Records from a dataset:
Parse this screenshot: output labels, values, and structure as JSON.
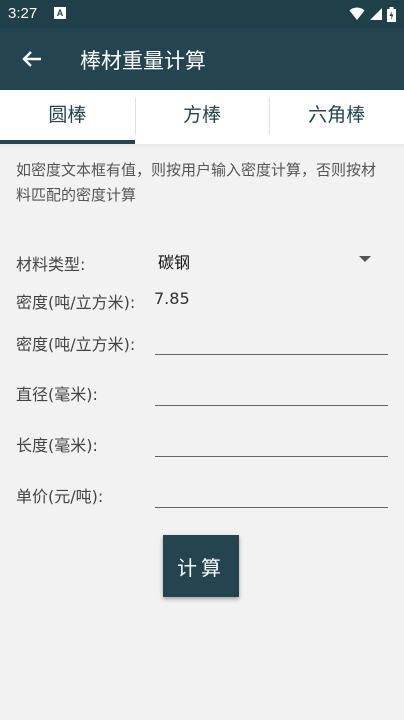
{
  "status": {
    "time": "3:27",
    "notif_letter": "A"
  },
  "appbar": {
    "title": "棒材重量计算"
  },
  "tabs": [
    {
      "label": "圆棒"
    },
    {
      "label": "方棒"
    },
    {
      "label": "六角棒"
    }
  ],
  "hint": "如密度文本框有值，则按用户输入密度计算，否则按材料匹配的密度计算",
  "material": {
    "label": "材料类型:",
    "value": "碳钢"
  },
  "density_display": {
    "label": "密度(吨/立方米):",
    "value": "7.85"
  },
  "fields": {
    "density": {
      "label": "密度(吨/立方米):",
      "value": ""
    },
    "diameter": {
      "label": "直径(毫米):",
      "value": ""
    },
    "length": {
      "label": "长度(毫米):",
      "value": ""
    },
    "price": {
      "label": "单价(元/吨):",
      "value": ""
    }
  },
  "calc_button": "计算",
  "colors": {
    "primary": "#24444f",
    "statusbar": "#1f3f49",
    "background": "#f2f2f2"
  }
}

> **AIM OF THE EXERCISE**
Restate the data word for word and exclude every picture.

> **SOLUTION FOR THIS TASK**
Parse this screenshot: output labels, values, and structure as JSON.
{
  "status": {
    "time": "3:27",
    "notif_letter": "A"
  },
  "appbar": {
    "title": "棒材重量计算"
  },
  "tabs": [
    {
      "label": "圆棒"
    },
    {
      "label": "方棒"
    },
    {
      "label": "六角棒"
    }
  ],
  "hint": "如密度文本框有值，则按用户输入密度计算，否则按材料匹配的密度计算",
  "material": {
    "label": "材料类型:",
    "value": "碳钢"
  },
  "density_display": {
    "label": "密度(吨/立方米):",
    "value": "7.85"
  },
  "fields": {
    "density": {
      "label": "密度(吨/立方米):",
      "value": ""
    },
    "diameter": {
      "label": "直径(毫米):",
      "value": ""
    },
    "length": {
      "label": "长度(毫米):",
      "value": ""
    },
    "price": {
      "label": "单价(元/吨):",
      "value": ""
    }
  },
  "calc_button": "计算",
  "colors": {
    "primary": "#24444f",
    "statusbar": "#1f3f49",
    "background": "#f2f2f2"
  }
}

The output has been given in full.